I would agree that print ads are passé. They are hard to target your specific clientele. They may work for tangible products for the general public. But, let's face it, this is a fickle business and there's nothing general about it. And it appears to change daily.

My opinion? Studios need to take advantage of modern technology and social networking seems to be the current medium. Take a look at the most recent presidential elections. Whether or not you agree with President Obama's politics, he cleverly utilized social networking technologies to spread the word. I think this is how he was able to come from behind in the primaries.

And since the internet is worldwide, it is quite reasonable to reach outside your local market. Moreover, it's now more reasonable to be able to collaborate with anyone around the world.

So, whether you decide to hire someone or market yourself, thinking outside the box and utilizing modern technology seem to be the winning combination.

Next time - Mixing in surround; Thoughts from the sweet spot

Rock. Roll. Repeat.

Thursday, May 6, 2010

Stem mixing

WhiteWater Ramble is a band I tracked and mixed a few months ago with producer Tim Carbone. It's a fusion of bluegrass and rock. Very cool in and of itself. Last week I received an email from the band requesting the audio files for a DJ friend of theirs (from here out shall be known as simply "DJ") who would like to do a remix of a couple of songs. I'm thinking this is gonna be fun. I'm anxious to hear the final results.

DJ does not use Pro Tools ™ (the DAW program I used to record the band), nor is his system capable of spotting the audio files to a time stamp. So, I was asked to provide him stems. No problem, right?

I mixed the band through an analog summing mixer and used various analog outboard gear. Thankfully, I kept notes on the settings (another blog for another day). The dilemma I was faced with was how to deal with effects and how discrete to make the stems. For example, do I include reverb and delay? Do I mix the kick and snare separately? Or do I mix them in with toms and cymbals?

Here's what I decided: Firstly, I left out all reverb and delay except for the delay that was used as a special effect. Secondly, I chose to bounce each instrument separately to its own stereo track; drums, cymbals, bass, guitar, fiddle, mandolin, lead vocals, and background vocals. The drums and cymbals were mixed that way per the request of DJ. Sometimes they prefer kick and snare separate from everything else.

In order to save DJ some time, each bounced file is precisely the same length from precisely the same start point. This way, DJ can align all the files to the beginning of his project and they will all line up.

Some other considerations to think about: What format does DJ want? What sample rate and bit depth? Thankfully, DJ asked for WAV files at my sample rate and bit depth of 88.2/24. Larger files sizes, but better resolution. Now, how do I get DJ the files?

The total size for the stems of two songs was 3.9GB. It will fit on a DVD-r. It will also fit on a flash/thumb drive. It's possible to send it over the internet, but that would take some time depending on upload speed. I could put it on an external hard disk if it were large enough. For this project, we chose to send a DVD-r via snail mail.

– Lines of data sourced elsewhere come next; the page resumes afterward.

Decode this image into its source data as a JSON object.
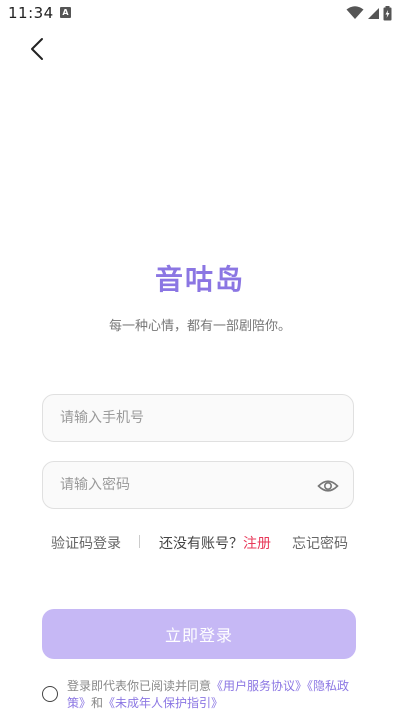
{
  "status_bar": {
    "time": "11:34",
    "notification_icon": "a-notification-icon",
    "wifi_icon": "wifi-icon",
    "signal_icon": "signal-icon",
    "battery_icon": "battery-icon"
  },
  "nav": {
    "back_icon": "chevron-left-icon"
  },
  "header": {
    "app_name": "音咕岛",
    "slogan": "每一种心情，都有一部剧陪你。"
  },
  "form": {
    "phone_placeholder": "请输入手机号",
    "phone_value": "",
    "password_placeholder": "请输入密码",
    "password_value": "",
    "eye_icon": "eye-icon"
  },
  "links": {
    "code_login": "验证码登录",
    "no_account": "还没有账号？",
    "register": "注册",
    "forgot_password": "忘记密码"
  },
  "actions": {
    "login_label": "立即登录"
  },
  "agreement": {
    "prefix": "登录即代表你已阅读并同意",
    "user_agreement": "《用户服务协议》",
    "privacy_policy": "《隐私政策》",
    "and": "和",
    "minor_guide": "《未成年人保护指引》"
  },
  "colors": {
    "brand": "#8b76e3",
    "button_disabled": "#c6b8f5",
    "register": "#e8395a"
  }
}
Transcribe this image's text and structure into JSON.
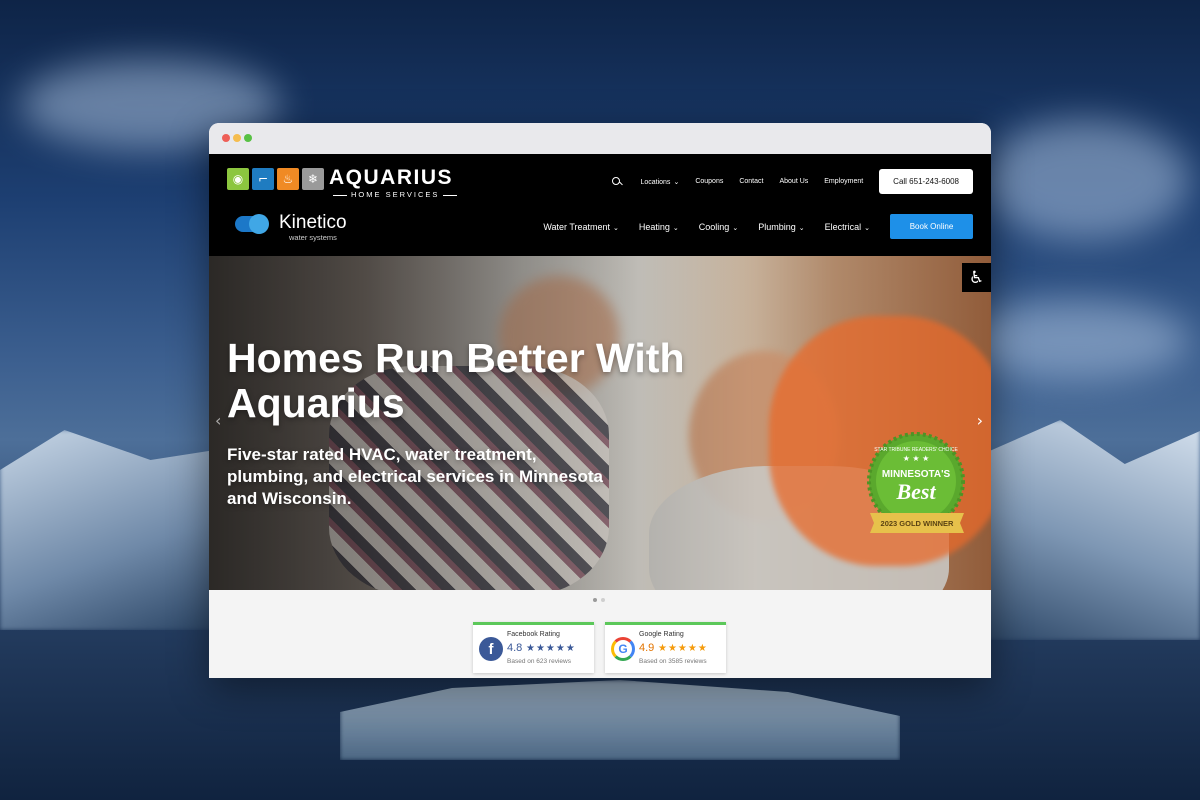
{
  "brand": {
    "name": "AQUARIUS",
    "sub": "HOME SERVICES",
    "partner_name": "Kinetico",
    "partner_sub": "water systems"
  },
  "top_nav": {
    "items": [
      "Locations",
      "Coupons",
      "Contact",
      "About Us",
      "Employment"
    ],
    "call_label": "Call 651-243-6008"
  },
  "main_nav": {
    "items": [
      "Water Treatment",
      "Heating",
      "Cooling",
      "Plumbing",
      "Electrical"
    ],
    "book_label": "Book Online"
  },
  "hero": {
    "title": "Homes Run Better With Aquarius",
    "subtitle": "Five-star rated HVAC, water treatment, plumbing, and electrical services in Minnesota and Wisconsin."
  },
  "badge": {
    "top_text": "STAR TRIBUNE READERS' CHOICE",
    "line1": "MINNESOTA'S",
    "line2": "Best",
    "ribbon": "2023 GOLD WINNER"
  },
  "carousel": {
    "slide_count": 2,
    "active_index": 0
  },
  "ratings": {
    "facebook": {
      "title": "Facebook Rating",
      "score": "4.8",
      "stars": "★★★★★",
      "based": "Based on 623 reviews"
    },
    "google": {
      "title": "Google Rating",
      "score": "4.9",
      "stars": "★★★★★",
      "based": "Based on 3585 reviews"
    }
  },
  "colors": {
    "book_button": "#1e90e8",
    "badge_green": "#5aa82d",
    "badge_gold": "#e7c14b",
    "rating_accent": "#5cc85a"
  }
}
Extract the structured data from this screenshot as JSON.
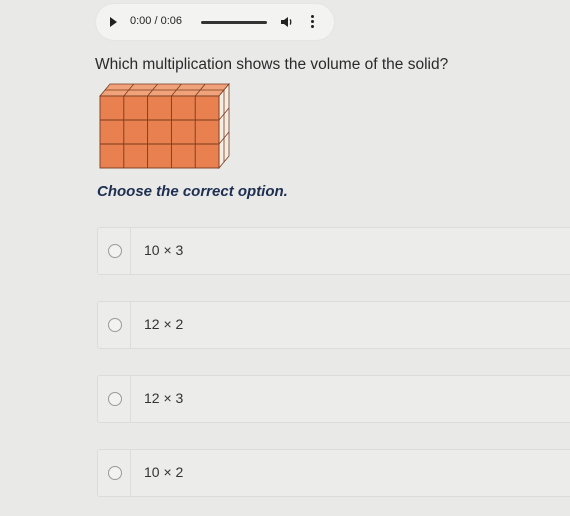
{
  "player": {
    "time": "0:00 / 0:06",
    "icons": [
      "play-icon",
      "volume-icon",
      "more-vert-icon"
    ]
  },
  "question": "Which multiplication shows the volume of the solid?",
  "instruction": "Choose the correct option.",
  "options": [
    {
      "label": "10 × 3"
    },
    {
      "label": "12 × 2"
    },
    {
      "label": "12 × 3"
    },
    {
      "label": "10 × 2"
    }
  ],
  "colors": {
    "cube_face": "#e8814f",
    "cube_top": "#f0a37a",
    "cube_side": "#f4ede4",
    "cube_edge": "#7a3a1e",
    "instruction": "#1e2f52"
  }
}
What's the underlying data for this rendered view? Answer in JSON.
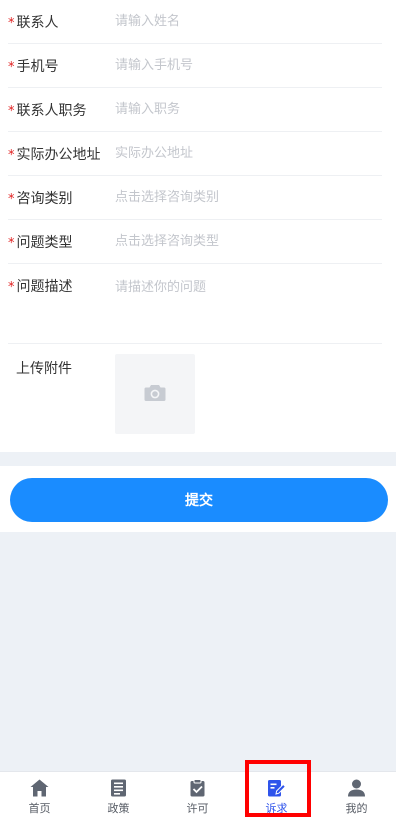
{
  "form": {
    "fields": [
      {
        "label": "联系人",
        "required": "*",
        "placeholder": "请输入姓名"
      },
      {
        "label": "手机号",
        "required": "*",
        "placeholder": "请输入手机号"
      },
      {
        "label": "联系人职务",
        "required": "*",
        "placeholder": "请输入职务"
      },
      {
        "label": "实际办公地址",
        "required": "*",
        "placeholder": "实际办公地址"
      },
      {
        "label": "咨询类别",
        "required": "*",
        "placeholder": "点击选择咨询类别"
      },
      {
        "label": "问题类型",
        "required": "*",
        "placeholder": "点击选择咨询类型"
      },
      {
        "label": "问题描述",
        "required": "*",
        "placeholder": "请描述你的问题"
      }
    ],
    "upload": {
      "label": "上传附件",
      "icon": "camera-icon"
    },
    "submit_label": "提交"
  },
  "tabbar": {
    "items": [
      {
        "label": "首页",
        "icon": "home-icon"
      },
      {
        "label": "政策",
        "icon": "policy-book-icon"
      },
      {
        "label": "许可",
        "icon": "clipboard-check-icon"
      },
      {
        "label": "诉求",
        "icon": "edit-pen-icon"
      },
      {
        "label": "我的",
        "icon": "user-icon"
      }
    ],
    "active_index": 3
  },
  "colors": {
    "primary": "#1a8cff",
    "active_tab": "#2f54eb",
    "required": "#e02020",
    "highlight": "#ff0000",
    "page_bg": "#edf1f6"
  }
}
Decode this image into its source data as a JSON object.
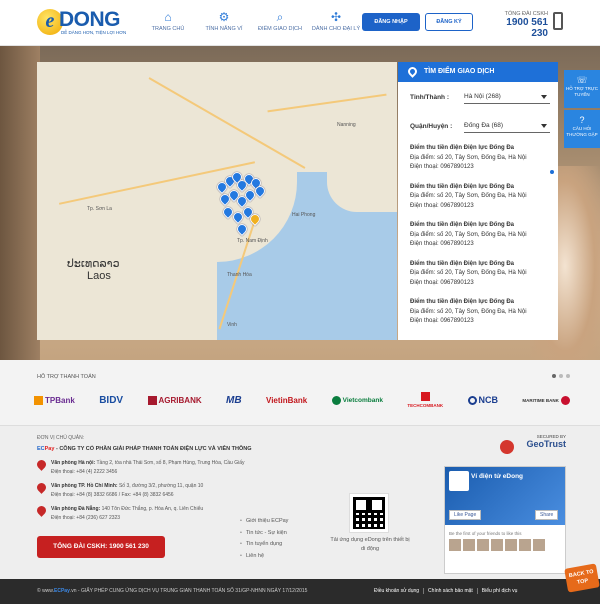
{
  "header": {
    "logo_letter": "e",
    "logo_text": "DONG",
    "logo_slogan": "DỄ DÀNG HƠN, TIỆN LỢI HƠN",
    "nav": [
      {
        "label": "TRANG CHỦ",
        "icon": "home-icon"
      },
      {
        "label": "TÍNH NĂNG VÍ",
        "icon": "gear-icon"
      },
      {
        "label": "ĐIỂM GIAO DỊCH",
        "icon": "location-search-icon"
      },
      {
        "label": "DÀNH CHO ĐẠI LÝ",
        "icon": "network-icon"
      }
    ],
    "login_label": "ĐĂNG NHẬP",
    "register_label": "ĐĂNG KÝ",
    "hotline_label": "TỔNG ĐÀI CSKH",
    "hotline_number": "1900 561 230"
  },
  "panel": {
    "title": "TÌM ĐIỂM GIAO DỊCH",
    "province_label": "Tỉnh/Thành :",
    "province_value": "Hà Nội (268)",
    "district_label": "Quận/Huyện :",
    "district_value": "Đống Đa (68)",
    "results": [
      {
        "name": "Điểm thu tiền điện Điện lực Đống Đa",
        "address": "Địa điểm: số 20, Tây Sơn, Đống Đa, Hà Nội",
        "phone": "Điện thoại: 0967890123"
      },
      {
        "name": "Điểm thu tiền điện Điện lực Đống Đa",
        "address": "Địa điểm: số 20, Tây Sơn, Đống Đa, Hà Nội",
        "phone": "Điện thoại: 0967890123"
      },
      {
        "name": "Điểm thu tiền điện Điện lực Đống Đa",
        "address": "Địa điểm: số 20, Tây Sơn, Đống Đa, Hà Nội",
        "phone": "Điện thoại: 0967890123"
      },
      {
        "name": "Điểm thu tiền điện Điện lực Đống Đa",
        "address": "Địa điểm: số 20, Tây Sơn, Đống Đa, Hà Nội",
        "phone": "Điện thoại: 0967890123"
      },
      {
        "name": "Điểm thu tiền điện Điện lực Đống Đa",
        "address": "Địa điểm: số 20, Tây Sơn, Đống Đa, Hà Nội",
        "phone": "Điện thoại: 0967890123"
      }
    ]
  },
  "side_widgets": [
    {
      "label": "HỖ TRỢ TRỰC TUYẾN",
      "icon": "chat-icon"
    },
    {
      "label": "CÂU HỎI THƯỜNG GẶP",
      "icon": "question-icon"
    }
  ],
  "map": {
    "labels": [
      "Tp. Sơn La",
      "Vinh",
      "Tp. Nam Định",
      "Thanh Hóa",
      "Nanning",
      "Hai Phong"
    ],
    "country": "ປະເທດລາວ",
    "country_latin": "Laos"
  },
  "partners": {
    "title": "HỖ TRỢ THANH TOÁN",
    "banks": [
      "TPBank",
      "BIDV",
      "AGRIBANK",
      "MB",
      "VietinBank",
      "Vietcombank",
      "TECHCOMBANK",
      "NCB",
      "MARITIME BANK"
    ]
  },
  "footer": {
    "unit_label": "ĐƠN VỊ CHỦ QUẢN:",
    "company_ec": "EC",
    "company_pay": "Pay",
    "company_name": " - CÔNG TY CỔ PHẦN GIẢI PHÁP THANH TOÁN ĐIỆN LỰC VÀ VIỄN THÔNG",
    "offices": [
      {
        "title": "Văn phòng Hà nội:",
        "address": "Tầng 2, tòa nhà Thái Sơn, số 8, Phạm Hùng, Trung Hòa, Cầu Giấy",
        "phone": "Điện thoại: +84 (4) 2222 3456"
      },
      {
        "title": "Văn phòng TP. Hồ Chí Minh:",
        "address": "Số 3, đường 3/2, phường 11, quận 10",
        "phone": "Điện thoại: +84 (8) 3832 6686 / Fax: +84 (8) 3832 6456"
      },
      {
        "title": "Văn phòng Đà Nẵng:",
        "address": "140 Tôn Đức Thắng, p. Hòa An, q. Liên Chiểu",
        "phone": "Điện thoại: +84 (236) 627 2323"
      }
    ],
    "hotline_btn": "TỔNG ĐÀI CSKH:  1900 561 230",
    "links": [
      "Giới thiệu ECPay",
      "Tin tức - Sự kiện",
      "Tin tuyển dụng",
      "Liên hệ"
    ],
    "qr_text": "Tải ứng dụng eDong trên thiết bị di động",
    "geotrust_secured": "SECURED BY",
    "geotrust_name": "GeoTrust",
    "fb_title": "Ví điện tử eDong",
    "fb_like": "Like Page",
    "fb_share": "Share",
    "fb_friends": "Be the first of your friends to like this"
  },
  "bottom": {
    "copyright_prefix": "© www.",
    "copyright_brand": "ECPay",
    "copyright_suffix": ".vn  -  GIẤY PHÉP CUNG ỨNG DỊCH VỤ TRUNG GIAN THANH TOÁN SỐ 31/GP-NHNN NGÀY 17/12/2015",
    "links": [
      "Điều khoản sử dụng",
      "Chính sách bảo mật",
      "Biểu phí dịch vụ"
    ],
    "back_to_top": "BACK TO TOP"
  }
}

I'm excited to hear what DJ is going to do with the songs.

For next time, I'd like to open up the discussion to marketing in the music business. Is it possible to still make a living when the general public wants everything for free? Email me your thoughts and ideas. I'd love to hear them.